Finally, it’s said that George Willison Adams’ son-in-law haunts the home. The son-in-law, William Cox, was one of the individuals involved in ruining the property.
Patterson Homestead is one of several haunted locations found in Dayton. This historic house museum was built in 1816 by Colonel Robert Patterson, a veteran of the Revolutionary War.
Unlike the previous examples, the Patterson Homestead isn’t known for its variety of eerie backstories. Nonetheless, staff members of the museum have made many claims about paranormal events within the home. For example, rocking chairs and other items have allegedly moved on their own, and several individuals have felt cold spots, as well as the phantom smell of a dinner wafting in from the kitchen.
It’s believed that renowned cartoonist and author James Thurber haunts the Thurber House. Not only that, but Thurber himself believed that he heard a ghost within the home in 1915. From then until his death, Thurber believed wholeheartedly that the home was haunted.
Currently, this home is being used as a literary center in Columbus. Several paranormal events have been reported, including glass randomly shattering, a chiming sound being heard from a broken clock, visitors feeling as if they were touched or poked, phantom footsteps, and more.
Notably, the home is constructed on the same plot of land as the Central Ohio Lunatic Asylum, which burnt down in 1868, leading to the deaths of six people.
The Ceely Rose House
It’s no surprise that the Ceely Rose House is considered haunted. Found in Malabar Farm State Park, a triple murder occurred within this home in 1896.
When they disapproved of her romantic interest in their neighbor, Ceely Rose poisoned each family member with arsenic.

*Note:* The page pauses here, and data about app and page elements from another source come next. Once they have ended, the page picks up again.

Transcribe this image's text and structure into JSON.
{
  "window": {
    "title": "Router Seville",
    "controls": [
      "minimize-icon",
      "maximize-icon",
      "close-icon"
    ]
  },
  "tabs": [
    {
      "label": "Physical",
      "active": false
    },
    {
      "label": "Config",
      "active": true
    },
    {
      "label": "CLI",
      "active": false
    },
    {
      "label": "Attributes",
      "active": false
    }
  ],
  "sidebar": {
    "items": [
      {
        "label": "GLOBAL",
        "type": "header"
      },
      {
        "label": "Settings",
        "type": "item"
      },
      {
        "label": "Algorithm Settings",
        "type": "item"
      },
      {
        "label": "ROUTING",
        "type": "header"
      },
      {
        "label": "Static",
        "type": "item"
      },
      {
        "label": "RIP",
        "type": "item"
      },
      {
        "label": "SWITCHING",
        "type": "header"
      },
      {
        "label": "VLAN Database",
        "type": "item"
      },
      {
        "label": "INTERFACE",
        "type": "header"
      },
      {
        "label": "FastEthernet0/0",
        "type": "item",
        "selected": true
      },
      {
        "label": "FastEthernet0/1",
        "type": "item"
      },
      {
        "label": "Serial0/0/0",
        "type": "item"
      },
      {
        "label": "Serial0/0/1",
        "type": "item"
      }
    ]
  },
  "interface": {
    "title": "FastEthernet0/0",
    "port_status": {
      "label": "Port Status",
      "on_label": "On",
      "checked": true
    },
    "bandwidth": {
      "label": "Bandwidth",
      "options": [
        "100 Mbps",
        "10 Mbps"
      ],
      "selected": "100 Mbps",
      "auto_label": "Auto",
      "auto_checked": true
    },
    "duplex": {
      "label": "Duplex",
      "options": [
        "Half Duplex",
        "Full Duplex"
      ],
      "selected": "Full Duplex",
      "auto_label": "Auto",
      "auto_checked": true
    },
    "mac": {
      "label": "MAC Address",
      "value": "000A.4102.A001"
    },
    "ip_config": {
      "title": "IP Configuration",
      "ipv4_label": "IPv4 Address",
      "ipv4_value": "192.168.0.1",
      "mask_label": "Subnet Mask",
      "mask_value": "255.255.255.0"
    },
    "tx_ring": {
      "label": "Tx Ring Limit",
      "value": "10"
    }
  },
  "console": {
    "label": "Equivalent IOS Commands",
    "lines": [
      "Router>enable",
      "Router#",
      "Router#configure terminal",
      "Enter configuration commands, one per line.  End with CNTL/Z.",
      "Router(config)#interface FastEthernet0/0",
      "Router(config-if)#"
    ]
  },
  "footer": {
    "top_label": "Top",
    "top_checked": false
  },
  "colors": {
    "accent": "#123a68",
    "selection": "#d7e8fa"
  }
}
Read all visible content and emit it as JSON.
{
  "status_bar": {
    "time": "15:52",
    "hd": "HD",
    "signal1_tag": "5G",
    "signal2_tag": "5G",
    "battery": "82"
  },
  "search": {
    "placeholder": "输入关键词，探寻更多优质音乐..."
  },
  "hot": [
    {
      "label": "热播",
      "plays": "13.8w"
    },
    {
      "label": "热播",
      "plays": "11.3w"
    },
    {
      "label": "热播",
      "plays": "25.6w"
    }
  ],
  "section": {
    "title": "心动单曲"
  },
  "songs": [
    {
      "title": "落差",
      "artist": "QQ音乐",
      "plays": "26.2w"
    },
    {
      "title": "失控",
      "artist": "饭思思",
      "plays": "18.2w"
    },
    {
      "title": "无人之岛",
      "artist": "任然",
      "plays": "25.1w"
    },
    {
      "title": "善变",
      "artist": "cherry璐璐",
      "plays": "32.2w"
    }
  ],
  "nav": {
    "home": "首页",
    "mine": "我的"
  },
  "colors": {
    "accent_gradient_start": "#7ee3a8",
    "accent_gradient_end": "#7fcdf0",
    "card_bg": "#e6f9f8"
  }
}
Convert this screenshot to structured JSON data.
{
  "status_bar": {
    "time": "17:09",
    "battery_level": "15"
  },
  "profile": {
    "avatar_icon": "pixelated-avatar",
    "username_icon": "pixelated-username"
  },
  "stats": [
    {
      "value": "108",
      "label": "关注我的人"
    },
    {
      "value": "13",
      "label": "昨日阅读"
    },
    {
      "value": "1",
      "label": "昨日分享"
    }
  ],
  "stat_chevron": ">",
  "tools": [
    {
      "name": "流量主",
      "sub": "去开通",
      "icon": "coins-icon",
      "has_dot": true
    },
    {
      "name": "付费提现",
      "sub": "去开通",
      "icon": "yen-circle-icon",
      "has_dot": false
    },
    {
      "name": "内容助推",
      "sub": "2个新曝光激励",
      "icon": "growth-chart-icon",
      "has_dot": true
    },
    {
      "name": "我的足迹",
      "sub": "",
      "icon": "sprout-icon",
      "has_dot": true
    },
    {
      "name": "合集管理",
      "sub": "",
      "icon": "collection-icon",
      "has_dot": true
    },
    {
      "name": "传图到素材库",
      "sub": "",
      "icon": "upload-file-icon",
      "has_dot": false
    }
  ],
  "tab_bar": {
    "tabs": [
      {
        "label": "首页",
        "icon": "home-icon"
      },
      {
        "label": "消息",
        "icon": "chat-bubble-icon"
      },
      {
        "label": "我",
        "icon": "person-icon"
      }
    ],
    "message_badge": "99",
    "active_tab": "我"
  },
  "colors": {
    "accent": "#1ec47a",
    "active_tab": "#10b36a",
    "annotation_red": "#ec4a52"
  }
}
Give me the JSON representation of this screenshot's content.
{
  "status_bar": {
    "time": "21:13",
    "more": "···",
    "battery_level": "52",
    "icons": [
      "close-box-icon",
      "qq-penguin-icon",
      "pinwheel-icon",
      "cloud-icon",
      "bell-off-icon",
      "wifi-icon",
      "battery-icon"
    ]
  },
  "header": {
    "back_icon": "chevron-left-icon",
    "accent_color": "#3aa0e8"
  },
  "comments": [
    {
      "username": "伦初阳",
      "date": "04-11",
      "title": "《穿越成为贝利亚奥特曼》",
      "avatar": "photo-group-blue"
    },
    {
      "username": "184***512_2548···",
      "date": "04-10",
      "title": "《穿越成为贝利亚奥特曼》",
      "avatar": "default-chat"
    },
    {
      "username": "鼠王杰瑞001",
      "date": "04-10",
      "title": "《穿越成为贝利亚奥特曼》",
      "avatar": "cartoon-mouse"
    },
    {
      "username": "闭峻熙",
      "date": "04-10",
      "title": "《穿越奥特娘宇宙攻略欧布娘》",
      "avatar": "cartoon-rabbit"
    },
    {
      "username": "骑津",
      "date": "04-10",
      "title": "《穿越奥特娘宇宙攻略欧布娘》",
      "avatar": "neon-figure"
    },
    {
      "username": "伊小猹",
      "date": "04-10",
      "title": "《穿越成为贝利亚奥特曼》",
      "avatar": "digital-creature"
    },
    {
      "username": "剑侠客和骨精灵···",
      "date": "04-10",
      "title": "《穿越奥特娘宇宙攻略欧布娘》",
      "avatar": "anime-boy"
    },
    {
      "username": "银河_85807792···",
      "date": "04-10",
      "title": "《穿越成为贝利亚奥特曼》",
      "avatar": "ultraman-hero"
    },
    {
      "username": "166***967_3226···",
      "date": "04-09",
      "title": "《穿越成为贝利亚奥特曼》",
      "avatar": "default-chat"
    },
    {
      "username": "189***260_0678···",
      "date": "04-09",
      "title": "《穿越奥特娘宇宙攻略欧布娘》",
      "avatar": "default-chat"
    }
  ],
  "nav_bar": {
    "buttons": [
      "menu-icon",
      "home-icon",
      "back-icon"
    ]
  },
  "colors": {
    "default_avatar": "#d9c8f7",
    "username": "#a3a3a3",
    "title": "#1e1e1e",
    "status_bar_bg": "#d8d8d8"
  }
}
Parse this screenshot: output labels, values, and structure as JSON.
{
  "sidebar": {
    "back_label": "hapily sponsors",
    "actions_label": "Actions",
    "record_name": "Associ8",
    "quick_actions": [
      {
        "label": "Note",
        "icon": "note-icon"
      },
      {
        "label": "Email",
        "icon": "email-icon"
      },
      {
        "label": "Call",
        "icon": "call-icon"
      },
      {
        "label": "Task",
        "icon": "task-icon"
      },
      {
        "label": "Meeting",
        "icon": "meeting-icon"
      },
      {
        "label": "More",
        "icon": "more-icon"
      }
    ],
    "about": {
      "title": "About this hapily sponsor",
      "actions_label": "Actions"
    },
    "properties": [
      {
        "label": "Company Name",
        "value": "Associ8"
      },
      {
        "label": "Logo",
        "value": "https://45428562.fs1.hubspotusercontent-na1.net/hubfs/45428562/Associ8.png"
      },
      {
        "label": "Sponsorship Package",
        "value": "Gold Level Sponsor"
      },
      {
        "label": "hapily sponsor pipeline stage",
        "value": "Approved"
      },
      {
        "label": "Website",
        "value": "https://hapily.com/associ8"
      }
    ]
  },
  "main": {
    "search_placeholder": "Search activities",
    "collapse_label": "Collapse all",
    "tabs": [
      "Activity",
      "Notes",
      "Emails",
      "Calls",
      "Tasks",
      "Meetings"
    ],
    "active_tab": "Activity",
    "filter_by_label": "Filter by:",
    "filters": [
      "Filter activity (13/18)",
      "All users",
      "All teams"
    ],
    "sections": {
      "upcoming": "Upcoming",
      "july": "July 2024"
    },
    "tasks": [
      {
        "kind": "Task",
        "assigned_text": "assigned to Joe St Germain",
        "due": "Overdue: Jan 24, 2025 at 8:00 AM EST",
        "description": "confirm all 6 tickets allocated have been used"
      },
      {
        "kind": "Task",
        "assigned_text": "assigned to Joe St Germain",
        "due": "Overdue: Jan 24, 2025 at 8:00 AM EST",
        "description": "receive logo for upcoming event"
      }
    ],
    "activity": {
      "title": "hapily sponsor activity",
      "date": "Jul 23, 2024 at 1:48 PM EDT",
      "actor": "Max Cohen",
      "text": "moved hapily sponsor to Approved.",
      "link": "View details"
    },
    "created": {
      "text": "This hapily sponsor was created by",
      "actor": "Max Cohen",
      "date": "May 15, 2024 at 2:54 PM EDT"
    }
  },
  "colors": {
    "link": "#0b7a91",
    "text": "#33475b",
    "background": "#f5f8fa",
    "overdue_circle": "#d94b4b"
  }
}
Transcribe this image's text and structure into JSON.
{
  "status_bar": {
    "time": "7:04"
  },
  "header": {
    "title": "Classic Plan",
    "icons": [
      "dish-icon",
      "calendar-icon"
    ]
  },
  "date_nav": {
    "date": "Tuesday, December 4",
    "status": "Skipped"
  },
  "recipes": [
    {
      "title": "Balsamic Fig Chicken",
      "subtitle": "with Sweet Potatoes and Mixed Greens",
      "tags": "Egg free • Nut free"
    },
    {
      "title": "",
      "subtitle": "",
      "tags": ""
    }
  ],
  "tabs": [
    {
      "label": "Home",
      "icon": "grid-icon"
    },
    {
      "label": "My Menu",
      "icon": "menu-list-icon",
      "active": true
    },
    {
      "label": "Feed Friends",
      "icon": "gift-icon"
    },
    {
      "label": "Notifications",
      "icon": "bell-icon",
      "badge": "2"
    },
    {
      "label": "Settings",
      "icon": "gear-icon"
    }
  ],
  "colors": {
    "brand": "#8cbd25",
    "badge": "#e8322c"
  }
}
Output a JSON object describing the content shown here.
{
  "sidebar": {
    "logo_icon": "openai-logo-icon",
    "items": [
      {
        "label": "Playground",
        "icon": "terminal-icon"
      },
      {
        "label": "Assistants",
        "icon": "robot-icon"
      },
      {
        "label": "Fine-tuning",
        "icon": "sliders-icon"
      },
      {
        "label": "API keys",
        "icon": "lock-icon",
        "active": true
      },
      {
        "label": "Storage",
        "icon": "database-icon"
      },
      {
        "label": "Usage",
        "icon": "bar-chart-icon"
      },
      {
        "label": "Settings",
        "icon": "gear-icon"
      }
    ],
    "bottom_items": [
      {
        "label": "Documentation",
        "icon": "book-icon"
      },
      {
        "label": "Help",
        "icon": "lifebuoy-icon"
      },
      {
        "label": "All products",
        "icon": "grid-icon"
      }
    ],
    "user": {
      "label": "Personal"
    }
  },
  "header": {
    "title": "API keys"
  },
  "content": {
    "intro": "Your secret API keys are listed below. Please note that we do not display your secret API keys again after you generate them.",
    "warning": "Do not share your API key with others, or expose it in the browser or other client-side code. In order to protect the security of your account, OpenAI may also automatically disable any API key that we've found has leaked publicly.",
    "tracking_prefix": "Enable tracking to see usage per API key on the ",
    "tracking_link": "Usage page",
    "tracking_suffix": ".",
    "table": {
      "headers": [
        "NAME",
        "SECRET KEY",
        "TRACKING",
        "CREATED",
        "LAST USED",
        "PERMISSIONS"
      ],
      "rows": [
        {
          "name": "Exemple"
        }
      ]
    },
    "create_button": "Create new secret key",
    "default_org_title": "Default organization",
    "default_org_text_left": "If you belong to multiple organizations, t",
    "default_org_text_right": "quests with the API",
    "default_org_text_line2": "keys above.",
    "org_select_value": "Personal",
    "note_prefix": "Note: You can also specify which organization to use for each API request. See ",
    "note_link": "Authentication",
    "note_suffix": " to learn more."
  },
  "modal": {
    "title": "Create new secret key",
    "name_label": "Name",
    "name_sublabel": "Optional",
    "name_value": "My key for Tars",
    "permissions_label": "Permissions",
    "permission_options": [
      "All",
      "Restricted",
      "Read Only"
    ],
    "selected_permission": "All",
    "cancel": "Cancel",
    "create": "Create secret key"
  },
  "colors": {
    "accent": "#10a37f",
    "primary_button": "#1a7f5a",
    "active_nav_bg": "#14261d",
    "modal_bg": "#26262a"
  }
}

Her mother, father, and brother died due to the poisoning, leading to Ceely being arrested for the crime.
Although she didn’t die within the home, it is often believed that Ceely’s spirit continues to haunt the farmhouse to this day.
The House of Wills
Cleveland’s own House of Wills was once a funeral home and the city’s longest-standing Black-owned business. Unfortunately, the funeral home closed in 2005, after around 100 years of operation.
This large and elaborately decorated home was also used for community gatherings and civil rights meetings during segregation.
Thanks to the Cleveland Paranormal Society, several ghost tours have occurred at the House of Wills over the years.
Call Able Roof
Whether your fixer-upper is a historic (and possibly haunted) home or not, you can always turn to the roofing services of Able Roof. To receive a no-obligation estimate, simply head over to our site.